Is it acceptable for a provider to just obtain the resident’s legal representative’s verbal or written consent for a resident not to have his or her own key?

No. With respect to a resident’s personal choice and privacy, the resident must be involved, to the extent he or she is capable, in any decisions regarding his or her personal possession and use of a key. Conditions that would prevent a resident from having a key must be specific to the resident’s assessed needs, and must be justified and documented in the resident’s individual support and service plan, adult family home service plan, or member-centered plan, as applicable. The resident may choose to involve others, such as parents, a legal representative, or a significant other, in the decision. If a resident does not have possession of the key, it does not negate the resident’s right to lock his or her living unit when leaving the setting in order to safeguard belongings and ensure privacy.

If a resident loses a key, what can the resident be charged for a replacement key?

Costs to the resident for key replacement should be reasonable (for example, actual cost of key copy or replacement, plus a small administrative fee). The cost must not be so prohibitive that a resident cannot afford to have a key. The process for, and cost of, replacing a key should be discussed, agreed to, and reflected in the resident’s key agreement.

As a general rule, when a resident loses a key, replacement of an entire lock should not be necessary unless there is a clear risk that a resident’s safety and privacy will otherwise be violated. This risk must be discussed with the resident. Any plans developed or actions taken must be documented in the resident’s individual support and service plan, adult family home service plan, or member-centered plan.

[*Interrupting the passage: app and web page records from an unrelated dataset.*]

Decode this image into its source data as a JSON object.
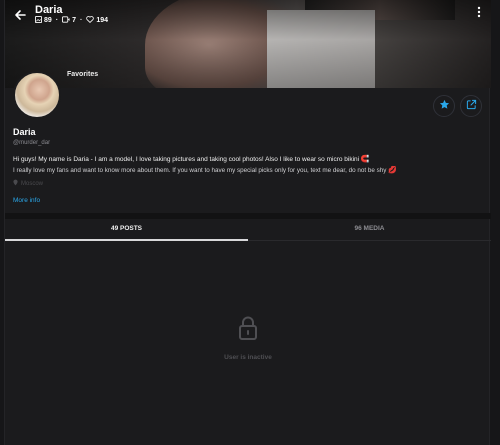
{
  "header": {
    "title": "Daria",
    "stats": {
      "posts": "89",
      "videos": "7",
      "likes": "194"
    }
  },
  "profile": {
    "list_label": "Favorites",
    "name": "Daria",
    "handle": "@murder_dar",
    "bio_line1": "Hi guys! My name is Daria - I am a model, I love taking pictures and taking cool photos! Also I like to wear so micro bikini",
    "bio_line2": "I really love my fans and want to know more about them. If you want to have my special picks only for you, text me dear, do not be shy",
    "location": "Moscow",
    "more_info": "More info"
  },
  "tabs": [
    {
      "label": "49 POSTS"
    },
    {
      "label": "96 MEDIA"
    }
  ],
  "content": {
    "empty_message": "User is inactive"
  },
  "colors": {
    "background": "#1b1b1d",
    "accent": "#2aa8ea",
    "fav_star": "#2aa8ea",
    "muted": "#8a8a90"
  },
  "icons": {
    "back": "arrow-left-icon",
    "posts": "image-icon",
    "videos": "video-icon",
    "likes": "heart-icon",
    "menu": "more-vertical-icon",
    "favorite": "star-icon",
    "share": "share-icon",
    "location": "location-pin-icon",
    "locked": "lock-icon"
  }
}
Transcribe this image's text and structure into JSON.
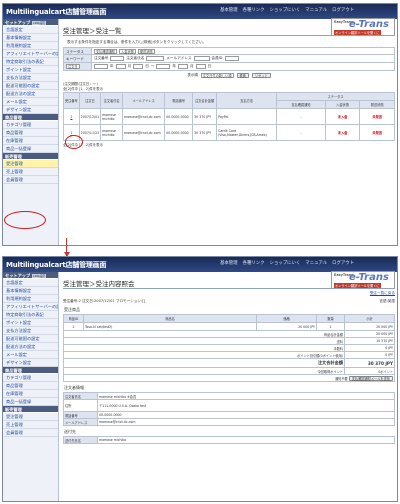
{
  "header": {
    "title": "Multilingualcart店舗管理画面",
    "nav": [
      "基本管理",
      "各種リンク",
      "ショップにいく",
      "マニュアル",
      "ログアウト"
    ]
  },
  "logo": {
    "small": "EasyTrans",
    "main": "e-Trans",
    "tag": "オンライン翻訳ツールを開くに"
  },
  "sidebar": {
    "setup_section": "セットアップ",
    "setup_tiny": "LINK設定",
    "setup_items": [
      "言語設定",
      "基本情報設定",
      "利用規約設定",
      "アフィリエイトサーバーの設定",
      "特定商取引法の表記",
      "ポイント設定",
      "支払方法設定",
      "配送可能国の設定",
      "配送方法の設定",
      "メール設定",
      "デザイン設定"
    ],
    "product_section": "商品管理",
    "product_items": [
      "カテゴリ管理",
      "商品管理",
      "在庫管理",
      "商品一括登録"
    ],
    "sales_section": "販売管理",
    "sales_items": [
      "受注管理",
      "売上管理",
      "会員管理"
    ]
  },
  "list": {
    "page_title": "受注管理＞受注一覧",
    "instruction": "表示する条件を指定する場合は、条件を入力し[検索]ボタンをクリックしてください。",
    "status_label": "ステータス",
    "status_values": [
      "支払確認通知",
      "入金状態",
      "発送状態"
    ],
    "keyword_label": "キーワード",
    "keyword_fields": [
      "注文番号",
      "注文者氏名",
      "メールアドレス",
      "会員ID"
    ],
    "date_label": "注文日",
    "date_units": [
      "年",
      "月",
      "日",
      "年",
      "月",
      "日"
    ],
    "date_prefix": "～",
    "sort_label": "表示順",
    "sort_value": "注文日付の新しい順",
    "search_button": "検索",
    "reset_button": "リセット",
    "period_text": "(注文期間:注文日 : ～ )",
    "count_text": "全[2]件中 [1 - 2]件を表示",
    "columns": [
      "受注番号",
      "注文日",
      "注文者氏名",
      "メールアドレス",
      "電話番号",
      "注文合計金額",
      "支払方法",
      "支払確認通知",
      "入金状態",
      "発送状態"
    ],
    "status_header": "ステータス",
    "rows": [
      {
        "id": "2",
        "date": "2007/12/01",
        "name": "momose michiko",
        "email": "momose@cnct-dc.com",
        "phone": "00-0000-0000",
        "total": "30 370 JPY",
        "method": "PayPal",
        "notify": "-",
        "paid": "未入金",
        "shipped": "未発送"
      },
      {
        "id": "1",
        "date": "2007/11/23",
        "name": "momose michiko",
        "email": "momose@cnct-dc.com",
        "phone": "00-0000-0000",
        "total": "30 370 JPY",
        "method": "Cardit Card (Visa,Master,Diners,JCB,Amex)",
        "notify": "-",
        "paid": "未入金",
        "shipped": "未発送"
      }
    ],
    "count_text_bottom": "全[2]件中 [1 - 2]件を表示"
  },
  "detail": {
    "page_title": "受注管理＞受注内容照会",
    "back_link": "受注一覧に戻る",
    "order_line": "受注番号:2 注文日:2007/12/01 プロモーション:[]",
    "language_label": "言語:英語",
    "items_title": "受注商品",
    "item_columns": [
      "商品ID",
      "商品名",
      "価格",
      "数量",
      "小計"
    ],
    "item_row": {
      "id": "2",
      "name": "Toso-ki set(test2)",
      "price": "20 000 JPY",
      "qty": "1",
      "subtotal": "20 000 JPY"
    },
    "totals": [
      {
        "label": "商品合計金額",
        "value": "20 000 JPY"
      },
      {
        "label": "送料",
        "value": "10 370 JPY"
      },
      {
        "label": "手数料",
        "value": "0 JPY"
      },
      {
        "label": "ポイント割引額(0ポイント使用)",
        "value": "0 JPY"
      }
    ],
    "grand_total_label": "注文合計金額",
    "grand_total_value": "30 370 JPY",
    "points_label": "今回取得ポイント",
    "points_value": "0ポイント",
    "notify_label": "通知不要",
    "notify_button": "支払確認通知メールを送信",
    "customer_title": "注文者情報",
    "customer_rows": [
      {
        "k": "注文者氏名",
        "v": "momose  michiko   ※会員"
      },
      {
        "k": "住所",
        "v": "〒111-0000  U.S.A.  Osaka test"
      },
      {
        "k": "電話番号",
        "v": "00-0000-0000"
      },
      {
        "k": "メールアドレス",
        "v": "momose@cnct-dc.com"
      }
    ],
    "shipping_title": "送付先",
    "shipping_first_key": "送付先氏名",
    "shipping_first_value": "momose  michiko"
  }
}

If a resident is prone to misplacing or losing the key, it does not negate the resident’s right to have a key to lock his or her living unit when leaving the setting in order to safeguard belongings and ensure privacy. In consultation with the resident and his or her care management team, the setting may incorporate a procedure into the resident’s individual support and service plan, adult family home service plan, or member-centered plan, as applicable, to hold the key in a safe place for the resident to use to enter his or her living unit at any time.

What are the requirements related to access to personal funds and resources?

The FAQs about Access to Personal Funds and Resources in Adult Long-Term Care Residential Settings, P-02254 (PDF) provides guidance to residential providers concerning the requirement in accordance with 42 C.F.R., Part 441.

Where can I find training on resident rights?

Information about resident rights training options can be accessed in several ways:

  1. If you are a contracted provider, contact your managed care organization (PDF). The type and extent of training offered by each managed care organization varies.
  2. Contact your county health and human services department. The type and extent of training offered by county human and social services departments vary.
  3. Take the DHS Client Rights online training. There are two choices: a certificate module and a no-certificate module, both available at no cost. To print a certificate of completion, use your WAMS ID or go to the Wisconsin Access Management System to obtain an ID. Note: These modules provide information in the context of an inpatient facility rather than a community-based entity. However, the training content is consistent with resident rights standards. Also, content speaks more to client rights specialists than to service providers or direct caregivers.
  4. View resident rights information in the DHS Adult Long-Term Care Resource Catalog. This catalog contains links to a wide variety of information and resources relevant to long-term care services and supports. To quickly access the resources, select Resident Rights from the Resource Category drop-down menu. The click the Find button.

Contact information

If you cannot find the answer to your question, send us an email or call 877-498-9525.

The information provided on this page is published in accordance with 42 C.F.R. 441.301(c)(4).

Last Revised: October 25, 2019